Immigration Reform: Prospects and Challenges

Project Expert

Edward Alden

Bernard L. Schwartz Senior Fellow

About the Project

The U.S. government has tried and failed over the past decade to reform its outdated and ineffective policies on immigration. The current system, based largely on a law passed by Congress in 1965, fails to attract immigrants needed by the U.S. economy and is ineffective at discouraging unauthorized immigration. Beginning with my book The Closing of the American Border on how the September 11 attacks affected U.S. immigration policies and continuing through the Independent Task Force on U.S. Immigration Policy, for which I was the project director, I have been examining the substantive challenges of creating an immigration system that boosts the U.S. economy while securing its borders. One critical piece of that challenge is better data and research that improves the measurement of enforcement effectiveness, and enhances public understanding of what enforcement can and cannot do to prevent unauthorized immigration. My work on immigration includes a recent CFR Working Paper on border enforcement, speeches, articles and congressional testimony related to immigration reform, as well as a roundtable series on U.S. immigration and visa policies.

This project is made possible through the support of the Bernard and Irene Schwartz Foundation.


Immigration and Migration

Immigration and Migration

Homeland Security

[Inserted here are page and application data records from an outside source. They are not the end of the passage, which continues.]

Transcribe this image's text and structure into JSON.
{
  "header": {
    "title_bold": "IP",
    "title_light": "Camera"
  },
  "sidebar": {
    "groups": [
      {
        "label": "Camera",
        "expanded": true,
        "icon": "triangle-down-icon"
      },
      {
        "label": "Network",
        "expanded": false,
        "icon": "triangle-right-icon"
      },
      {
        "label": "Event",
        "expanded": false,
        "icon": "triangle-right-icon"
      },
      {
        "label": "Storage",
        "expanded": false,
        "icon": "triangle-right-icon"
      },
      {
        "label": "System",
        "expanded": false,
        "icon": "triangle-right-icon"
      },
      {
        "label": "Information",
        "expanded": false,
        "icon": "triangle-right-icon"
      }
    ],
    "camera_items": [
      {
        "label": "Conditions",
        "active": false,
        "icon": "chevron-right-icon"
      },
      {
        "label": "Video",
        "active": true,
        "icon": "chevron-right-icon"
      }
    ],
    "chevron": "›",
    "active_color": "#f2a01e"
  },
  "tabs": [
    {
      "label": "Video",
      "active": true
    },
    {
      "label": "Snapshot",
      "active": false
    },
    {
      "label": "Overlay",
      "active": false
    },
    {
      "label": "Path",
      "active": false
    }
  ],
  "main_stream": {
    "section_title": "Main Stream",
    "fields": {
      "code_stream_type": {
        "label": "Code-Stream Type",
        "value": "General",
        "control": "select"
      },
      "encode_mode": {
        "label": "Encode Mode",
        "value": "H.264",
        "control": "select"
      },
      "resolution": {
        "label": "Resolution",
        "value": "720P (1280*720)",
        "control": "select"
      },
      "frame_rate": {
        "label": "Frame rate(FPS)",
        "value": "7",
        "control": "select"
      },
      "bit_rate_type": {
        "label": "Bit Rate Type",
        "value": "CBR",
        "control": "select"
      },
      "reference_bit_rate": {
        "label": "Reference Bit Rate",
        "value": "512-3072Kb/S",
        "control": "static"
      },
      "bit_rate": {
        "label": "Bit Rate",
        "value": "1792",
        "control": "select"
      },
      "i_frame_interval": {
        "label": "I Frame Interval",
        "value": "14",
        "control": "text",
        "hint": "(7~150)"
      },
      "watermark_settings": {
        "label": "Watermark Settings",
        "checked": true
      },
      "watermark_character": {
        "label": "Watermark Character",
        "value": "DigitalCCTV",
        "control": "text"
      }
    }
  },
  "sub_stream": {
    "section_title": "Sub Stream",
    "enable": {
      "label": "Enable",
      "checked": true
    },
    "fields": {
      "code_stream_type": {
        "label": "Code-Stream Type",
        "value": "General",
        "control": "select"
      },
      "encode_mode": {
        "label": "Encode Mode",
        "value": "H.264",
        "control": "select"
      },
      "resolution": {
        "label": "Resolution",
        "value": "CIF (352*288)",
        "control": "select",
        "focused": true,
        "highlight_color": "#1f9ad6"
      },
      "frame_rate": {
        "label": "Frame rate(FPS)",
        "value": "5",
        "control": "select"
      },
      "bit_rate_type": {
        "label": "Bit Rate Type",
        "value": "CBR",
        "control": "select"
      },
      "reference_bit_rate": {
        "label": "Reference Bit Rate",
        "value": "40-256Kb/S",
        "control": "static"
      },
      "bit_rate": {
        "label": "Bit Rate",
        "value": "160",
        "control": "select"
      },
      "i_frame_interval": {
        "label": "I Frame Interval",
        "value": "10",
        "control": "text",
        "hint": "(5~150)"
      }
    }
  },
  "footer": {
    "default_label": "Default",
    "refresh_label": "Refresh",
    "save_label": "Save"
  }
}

Edward Alden goes behind the scenes to tell the story of the Bush administration's struggle to balance security and openness in the wake of the September 11, 2001, terrorist attacks.